● **Data for this task**:
┄┄┄┄┄┄

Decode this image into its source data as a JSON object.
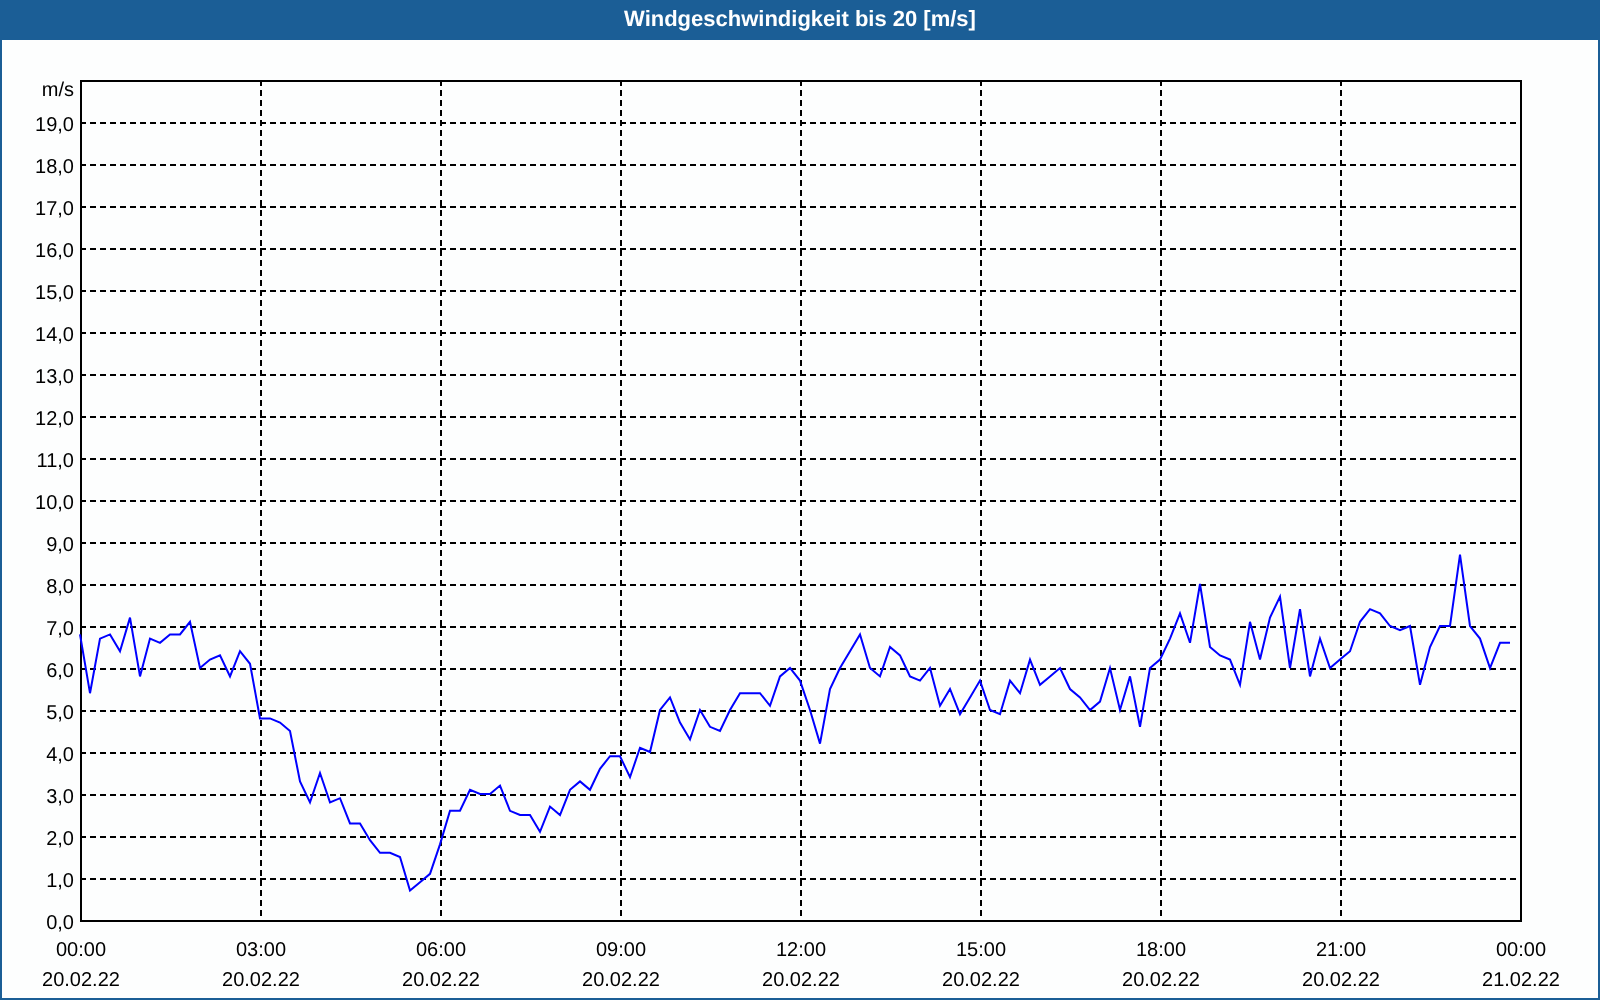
{
  "window": {
    "title": "Windgeschwindigkeit bis 20 [m/s]"
  },
  "chart": {
    "chart_data": {
      "type": "line",
      "grid": true,
      "ylabel": "m/s",
      "ylim": [
        0,
        20
      ],
      "yticks": [
        {
          "value": 0,
          "label": "0,0"
        },
        {
          "value": 1,
          "label": "1,0"
        },
        {
          "value": 2,
          "label": "2,0"
        },
        {
          "value": 3,
          "label": "3,0"
        },
        {
          "value": 4,
          "label": "4,0"
        },
        {
          "value": 5,
          "label": "5,0"
        },
        {
          "value": 6,
          "label": "6,0"
        },
        {
          "value": 7,
          "label": "7,0"
        },
        {
          "value": 8,
          "label": "8,0"
        },
        {
          "value": 9,
          "label": "9,0"
        },
        {
          "value": 10,
          "label": "10,0"
        },
        {
          "value": 11,
          "label": "11,0"
        },
        {
          "value": 12,
          "label": "12,0"
        },
        {
          "value": 13,
          "label": "13,0"
        },
        {
          "value": 14,
          "label": "14,0"
        },
        {
          "value": 15,
          "label": "15,0"
        },
        {
          "value": 16,
          "label": "16,0"
        },
        {
          "value": 17,
          "label": "17,0"
        },
        {
          "value": 18,
          "label": "18,0"
        },
        {
          "value": 19,
          "label": "19,0"
        }
      ],
      "categories": [
        "00:00\n20.02.22",
        null,
        null,
        null,
        null,
        null,
        null,
        null,
        null,
        null,
        null,
        null,
        null,
        null,
        null,
        null,
        null,
        null,
        "03:00\n20.02.22",
        null,
        null,
        null,
        null,
        null,
        null,
        null,
        null,
        null,
        null,
        null,
        null,
        null,
        null,
        null,
        null,
        null,
        "06:00\n20.02.22",
        null,
        null,
        null,
        null,
        null,
        null,
        null,
        null,
        null,
        null,
        null,
        null,
        null,
        null,
        null,
        null,
        null,
        "09:00\n20.02.22",
        null,
        null,
        null,
        null,
        null,
        null,
        null,
        null,
        null,
        null,
        null,
        null,
        null,
        null,
        null,
        null,
        null,
        "12:00\n20.02.22",
        null,
        null,
        null,
        null,
        null,
        null,
        null,
        null,
        null,
        null,
        null,
        null,
        null,
        null,
        null,
        null,
        null,
        "15:00\n20.02.22",
        null,
        null,
        null,
        null,
        null,
        null,
        null,
        null,
        null,
        null,
        null,
        null,
        null,
        null,
        null,
        null,
        null,
        "18:00\n20.02.22",
        null,
        null,
        null,
        null,
        null,
        null,
        null,
        null,
        null,
        null,
        null,
        null,
        null,
        null,
        null,
        null,
        null,
        "21:00\n20.02.22",
        null,
        null,
        null,
        null,
        null,
        null,
        null,
        null,
        null,
        null,
        null,
        null,
        null,
        null,
        null,
        null,
        null,
        "00:00\n21.02.22"
      ],
      "series": [
        {
          "color": "#0000ff",
          "values": [
            6.8,
            5.4,
            6.7,
            6.8,
            6.4,
            7.2,
            5.8,
            6.7,
            6.6,
            6.8,
            6.8,
            7.1,
            6.0,
            6.2,
            6.3,
            5.8,
            6.4,
            6.1,
            4.8,
            4.8,
            4.7,
            4.5,
            3.3,
            2.8,
            3.5,
            2.8,
            2.9,
            2.3,
            2.3,
            1.9,
            1.6,
            1.6,
            1.5,
            0.7,
            0.9,
            1.1,
            1.8,
            2.6,
            2.6,
            3.1,
            3.0,
            3.0,
            3.2,
            2.6,
            2.5,
            2.5,
            2.1,
            2.7,
            2.5,
            3.1,
            3.3,
            3.1,
            3.6,
            3.9,
            3.9,
            3.4,
            4.1,
            4.0,
            5.0,
            5.3,
            4.7,
            4.3,
            5.0,
            4.6,
            4.5,
            5.0,
            5.4,
            5.4,
            5.4,
            5.1,
            5.8,
            6.0,
            5.7,
            5.0,
            4.2,
            5.5,
            6.0,
            6.4,
            6.8,
            6.0,
            5.8,
            6.5,
            6.3,
            5.8,
            5.7,
            6.0,
            5.1,
            5.5,
            4.9,
            5.3,
            5.7,
            5.0,
            4.9,
            5.7,
            5.4,
            6.2,
            5.6,
            5.8,
            6.0,
            5.5,
            5.3,
            5.0,
            5.2,
            6.0,
            5.0,
            5.8,
            4.6,
            6.0,
            6.2,
            6.7,
            7.3,
            6.6,
            8.0,
            6.5,
            6.3,
            6.2,
            5.6,
            7.1,
            6.2,
            7.2,
            7.7,
            6.0,
            7.4,
            5.8,
            6.7,
            6.0,
            6.2,
            6.4,
            7.1,
            7.4,
            7.3,
            7.0,
            6.9,
            7.0,
            5.6,
            6.5,
            7.0,
            7.0,
            8.7,
            7.0,
            6.7,
            6.0,
            6.6,
            6.6,
            null
          ]
        }
      ]
    }
  }
}
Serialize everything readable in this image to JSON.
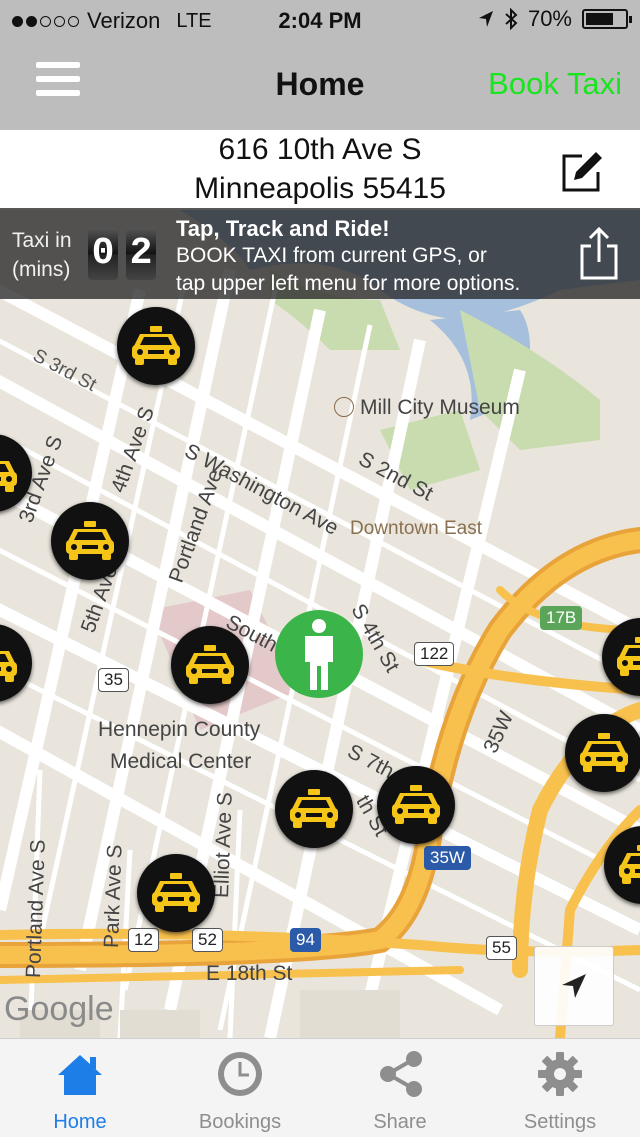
{
  "status": {
    "carrier": "Verizon",
    "network": "LTE",
    "time": "2:04 PM",
    "battery_percent": "70%",
    "battery_level": 0.7,
    "signal_bars": 2
  },
  "nav": {
    "title": "Home",
    "book_label": "Book Taxi",
    "book_color": "#19e51f"
  },
  "address": {
    "line1": "616 10th Ave S",
    "line2": "Minneapolis 55415"
  },
  "info": {
    "eta_label_line1": "Taxi in",
    "eta_label_line2": "(mins)",
    "eta_digit1": "0",
    "eta_digit2": "2",
    "title": "Tap, Track and Ride!",
    "line1": "BOOK TAXI from current GPS, or",
    "line2": "tap upper left menu for more options."
  },
  "map": {
    "labels": {
      "s3rd": "S 3rd St",
      "swash": "S Washington Ave",
      "s2nd": "S 2nd St",
      "mill": "Mill City Museum",
      "downtown": "Downtown East",
      "s4th": "S 4th St",
      "ave3": "3rd Ave S",
      "ave4": "4th Ave S",
      "ave5": "5th Ave S",
      "portland1": "Portland Ave",
      "south": "South",
      "hennepin1": "Hennepin County",
      "hennepin2": "Medical Center",
      "s7th": "S 7th",
      "th_st": "th St",
      "elliot": "Elliot Ave S",
      "park": "Park Ave S",
      "portland2": "Portland Ave S",
      "e18": "E 18th St",
      "i35w_label": "35W"
    },
    "shields": {
      "r122": "122",
      "r35": "35",
      "r17b": "17B",
      "r35w": "35W",
      "r12": "12",
      "r52": "52",
      "r94": "94",
      "r55": "55"
    },
    "google": "Google",
    "taxi_icon": "taxi-icon",
    "person_icon": "person-icon"
  },
  "tabs": [
    {
      "label": "Home",
      "icon": "home-icon"
    },
    {
      "label": "Bookings",
      "icon": "clock-icon"
    },
    {
      "label": "Share",
      "icon": "share-icon"
    },
    {
      "label": "Settings",
      "icon": "gear-icon"
    }
  ],
  "colors": {
    "active_tab": "#1e7ee8",
    "person_marker": "#3bb54a",
    "taxi_yellow": "#f5c518"
  }
}
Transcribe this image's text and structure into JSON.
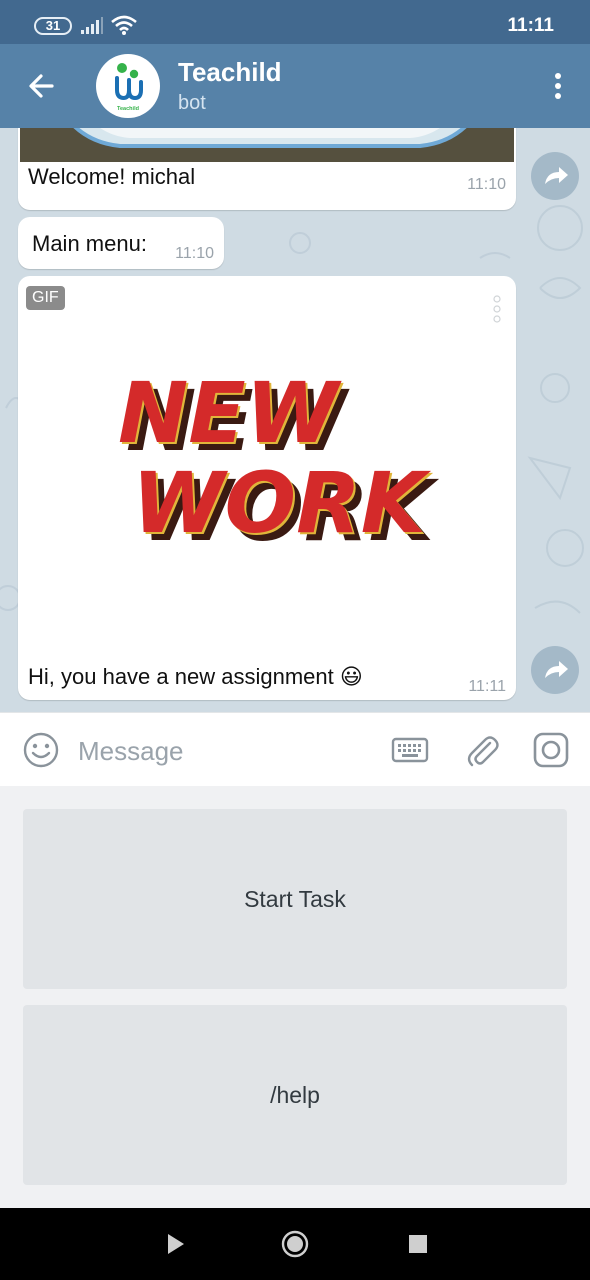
{
  "status_bar": {
    "battery": "31",
    "time": "11:11"
  },
  "header": {
    "title": "Teachild",
    "subtitle": "bot",
    "logo_text": "Teachild"
  },
  "messages": [
    {
      "text": "Welcome! michal",
      "time": "11:10"
    },
    {
      "text": "Main menu:",
      "time": "11:10"
    },
    {
      "badge": "GIF",
      "text": "Hi, you have a new assignment 😃",
      "time": "11:11",
      "gif_line1": "NEW",
      "gif_line2": "WORK"
    }
  ],
  "composer": {
    "placeholder": "Message"
  },
  "keyboard": {
    "buttons": [
      "Start Task",
      "/help"
    ]
  },
  "colors": {
    "header": "#5682a8",
    "status_bar": "#42698f",
    "chat_bg": "#cfdbe3"
  }
}
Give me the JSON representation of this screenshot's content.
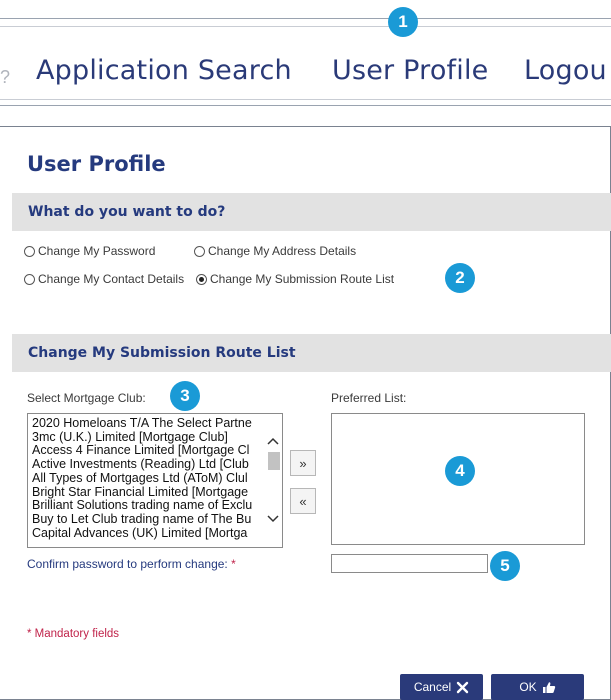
{
  "nav": {
    "items": [
      "Application Search",
      "User Profile",
      "Logou"
    ]
  },
  "callouts": [
    "1",
    "2",
    "3",
    "4",
    "5"
  ],
  "page": {
    "title": "User Profile"
  },
  "section_what": {
    "heading": "What do you want to do?",
    "options": [
      {
        "label": "Change My Password",
        "checked": false
      },
      {
        "label": "Change My Address Details",
        "checked": false
      },
      {
        "label": "Change My Contact Details",
        "checked": false
      },
      {
        "label": "Change My Submission Route List",
        "checked": true
      }
    ]
  },
  "section_route": {
    "heading": "Change My Submission Route List",
    "select_label": "Select Mortgage Club:",
    "preferred_label": "Preferred List:",
    "clubs": [
      "2020 Homeloans T/A The Select Partne",
      "3mc (U.K.) Limited [Mortgage Club]",
      "Access 4 Finance Limited [Mortgage Cl",
      "Active Investments (Reading) Ltd [Club",
      "All Types of Mortgages Ltd (AToM) Clul",
      "Bright Star Financial Limited [Mortgage",
      "Brilliant Solutions trading name of Exclu",
      "Buy to Let Club trading name of The Bu",
      "Capital Advances (UK) Limited [Mortga"
    ],
    "add_label": "»",
    "remove_label": "«",
    "confirm_label": "Confirm password to perform change:",
    "required_marker": "*",
    "password_value": ""
  },
  "footer": {
    "mandatory_note": "* Mandatory fields",
    "cancel_label": "Cancel",
    "ok_label": "OK"
  },
  "colors": {
    "brand_navy": "#253a7e",
    "callout_blue": "#1a9ad6",
    "required_red": "#c0234a",
    "section_bg": "#e2e2e2"
  }
}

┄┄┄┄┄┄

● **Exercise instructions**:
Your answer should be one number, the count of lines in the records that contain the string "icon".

● **Written reply**:
6